When trying to get Django up and running to host this site and blog, I ran into quite a few potholes. Hopefully this will help someone else out that wants to get it working as well. I should probably update this page a bit, which had some helpful hints but seemed woefully outdated.

Getting it up and running

The first step is to email Dreamhost support about raising memory limits for your Python FastCGI processes as described here.

Set up a dispatch.fcgi that works. This was one of the most troublesome parts for me. Here is my dispatch.fcgi, with some variables in there for you to fill in:

import sys, os

# Add a custom Python path.
sys.path.insert(0, '<homedir>/usr/lib/python')
sys.path.insert(0, '<homedir>/usr/lib/python/flup')
sys.path.insert(0, '<homedir>/usr/lib/python/django_src')
sys.path.insert(0, '<homedir>/django')

# Set the DJANGO_SETTINGS_MODULE environment variable.
os.environ['DJANGO_SETTINGS_MODULE'] = "<projectname>.settings"

from django.core.servers.fastcgi import runfastcgi
runfastcgi(method="prefork", daemonize="false")

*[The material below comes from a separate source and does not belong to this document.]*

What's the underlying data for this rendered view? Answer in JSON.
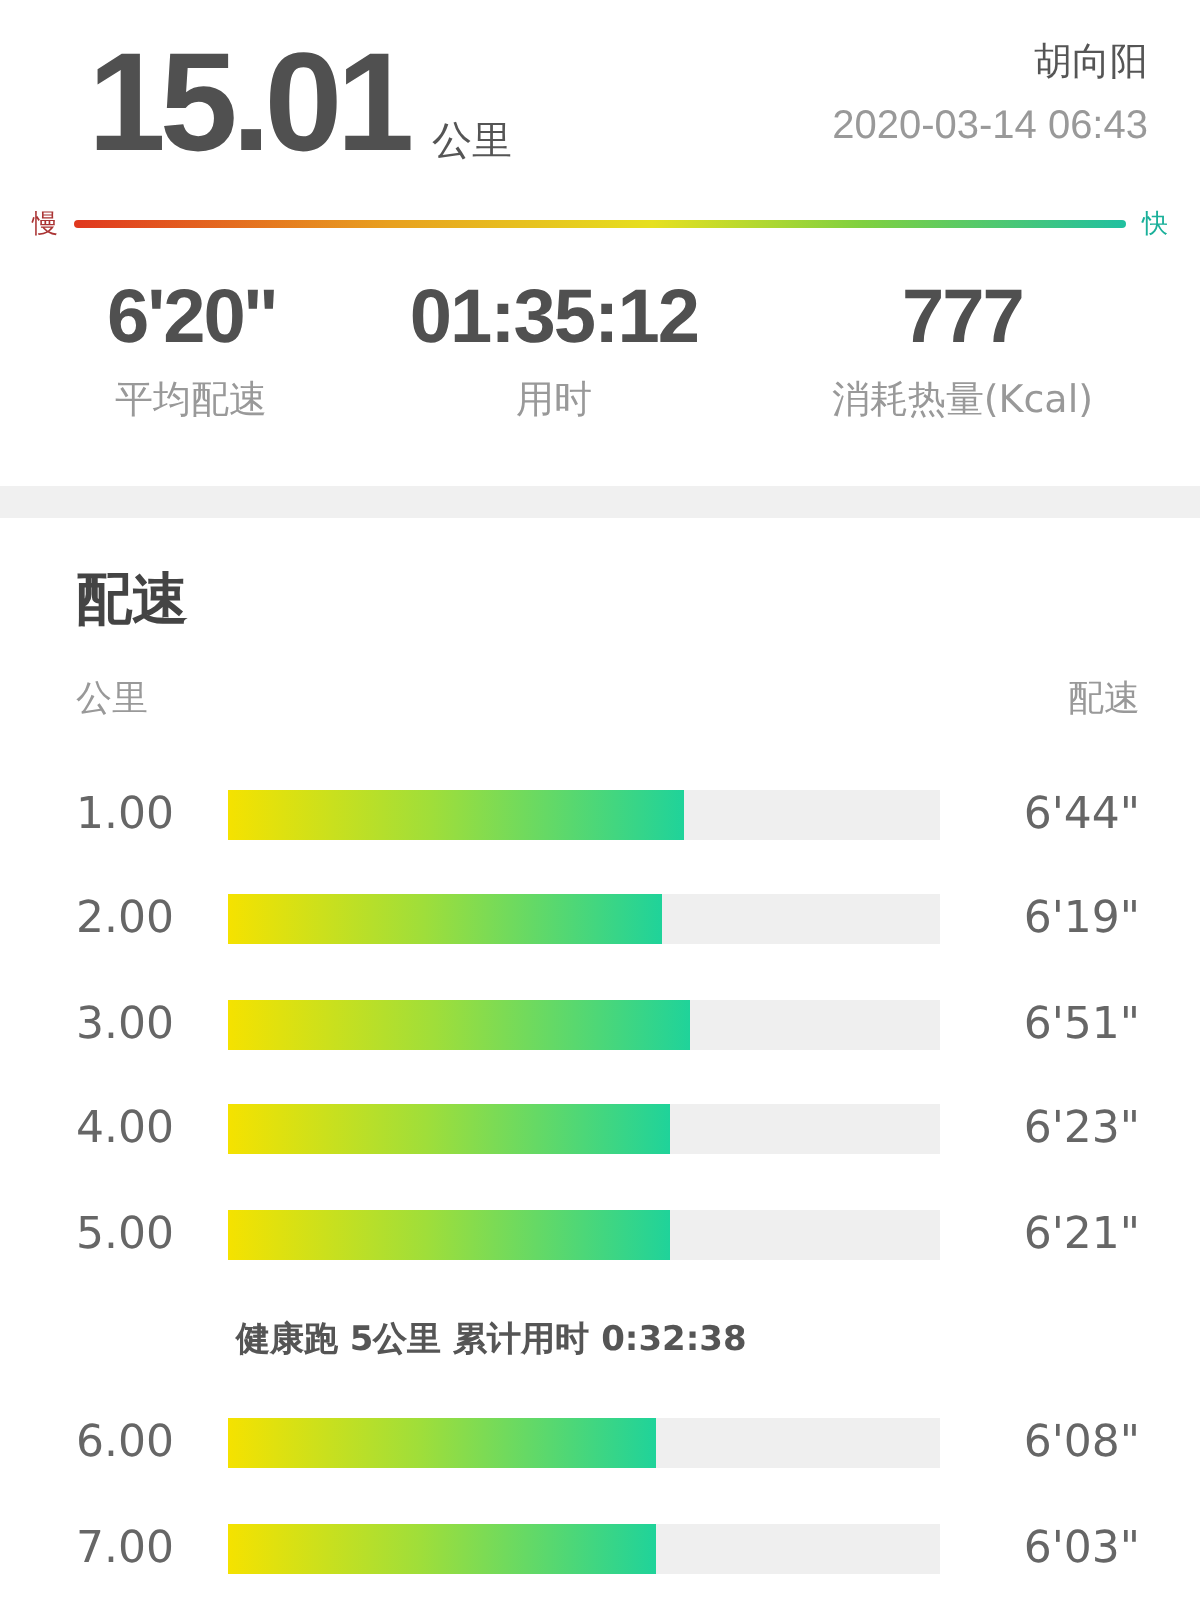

Notice that I am using the dreamhost installed version of Python. I didn't want to fiddle with building my whole own toolchain, so I skipped that and just used theirs. However, I am using the path to python2.4 instead of just python (which defaults to python2.3).

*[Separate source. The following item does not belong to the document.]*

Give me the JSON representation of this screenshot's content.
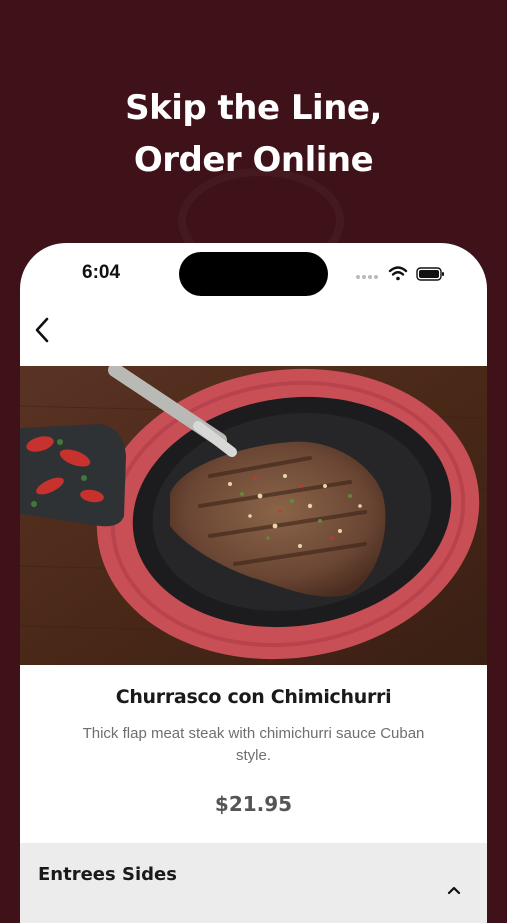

A few other things are worth pointing out in the file as well. First, I installed my django toolchain to $HOME/usr/lib/python, so these paths are needed for everything to get running. Both flup and django are the SVN versions. I simply checked out the respective repositories right there in my library path. The final path is that to my actual Django project code.

With Dreamhost, ensure you are using method="prefork" to invoke your FastCGI process. The default threaded method doesn't work.

Here is my .htaccess file, located in the same place as dispatch.fcgi:

Options +FollowSymLinks
AddHandler fastcgi-script fcgi
RewriteEngine On
RewriteBase /
RewriteRule ^(media/.*)$ - [L]
RewriteRule ^(admin_media/.*)$ - [L]
RewriteRule ^(dispatch\.fcgi/.*)$ - [L]
# For stats pages
RewriteCond %{REQUEST_URI} ^/stats/(.*)$ [OR]
RewriteCond %{REQUEST_URI} ^/failed_auth.html$
RewriteRule ^.*$ - [L]
# Final rewrite rule
RewriteRule ^(.*)$ dispatch.fcgi/$1 [L]

I think someone was smoking crack when they came up with the syntax for this file, so I felt it was worth posting once I got it right. My comments should help decipher it. Notable things- I want both the media/ and admin_media/ folders to be served by Apache, so those rewrite rules are present. In addition, I wanted access to the stats pages, so those rules are there as well. Finally, the last rewrite rule sends every other request to dispatch.fcgi.

Other tips

In your project settings file, you will need to use `DATABASE_ENGINE = 'mysql_old'', as the Dreamhost installed version is too old to be supported by the rewritten MySQL database engine.

You should let Apache do the dirty work of serving up your media- this folder should be placed right in your web root for your site. However, all of the django stuff should reside elsewhere.

Enabling file-based caching for django is relatively easy and should speed up loading of your site. Add 'django.middleware.cache.CacheMiddleware' as the last middleware in the MIDDLEWARE_CLASSES array, and add the following lines somewhere in the project settings file:

# Caching backend
CACHE_BACKEND = 'file:///<homedir>/path/to/cachedir'

The easiest way to restart your FastCGI process if you change something in one of the Django python files is to simply touch /path/to/dispatch.fcgi, which will do the job. If something seems real persistant, you can use pkill -9 dispatch to do the job as well. Note that my biggest problems were not restarting the process, but making sure I cleaned the Django file-based cache.